- **Given data**:

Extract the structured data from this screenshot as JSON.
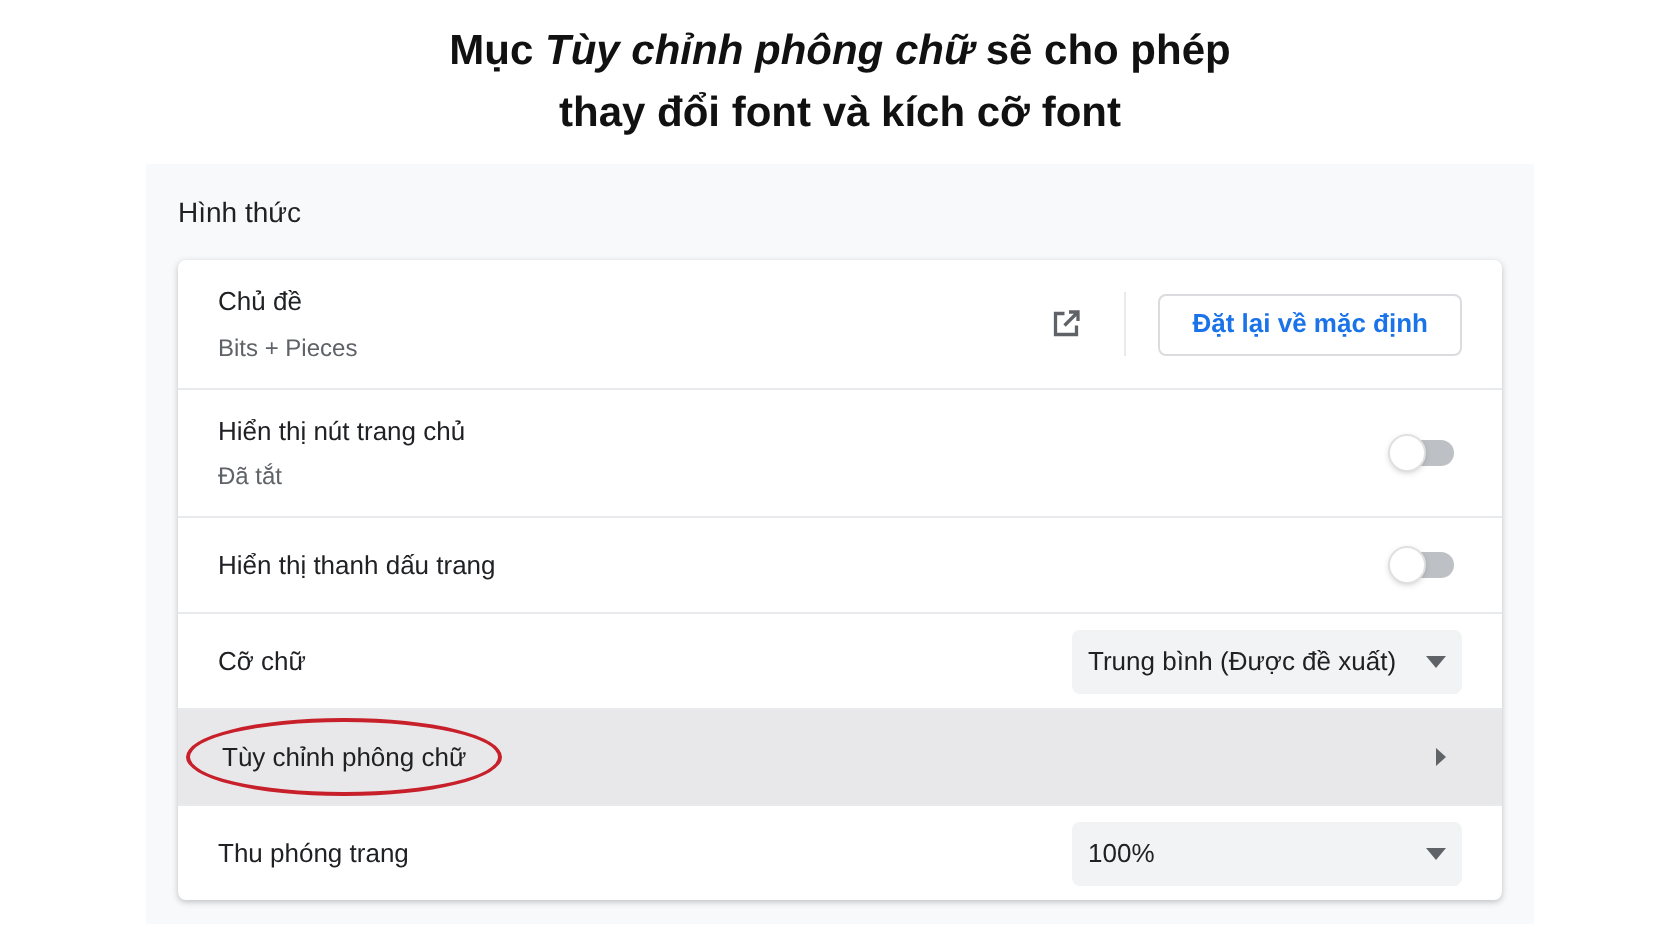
{
  "caption": {
    "lines": [
      "Mục *Tùy chỉnh phông chữ* sẽ cho phép",
      "thay đổi font và kích cỡ font"
    ]
  },
  "section": {
    "title": "Hình thức"
  },
  "rows": [
    {
      "kind": "theme",
      "label": "Chủ đề",
      "sublabel": "Bits + Pieces",
      "button": "Đặt lại về mặc định",
      "highlighted": false,
      "annotated": false
    },
    {
      "kind": "toggle",
      "label": "Hiển thị nút trang chủ",
      "sublabel": "Đã tắt",
      "on": false,
      "highlighted": false,
      "annotated": false
    },
    {
      "kind": "toggle",
      "label": "Hiển thị thanh dấu trang",
      "on": false,
      "highlighted": false,
      "annotated": false
    },
    {
      "kind": "select",
      "label": "Cỡ chữ",
      "value": "Trung bình (Được đề xuất)",
      "highlighted": false,
      "annotated": false
    },
    {
      "kind": "submenu",
      "label": "Tùy chỉnh phông chữ",
      "highlighted": true,
      "annotated": true
    },
    {
      "kind": "select",
      "label": "Thu phóng trang",
      "value": "100%",
      "highlighted": false,
      "annotated": false
    }
  ]
}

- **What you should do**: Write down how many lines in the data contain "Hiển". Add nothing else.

- **Task solution**: 2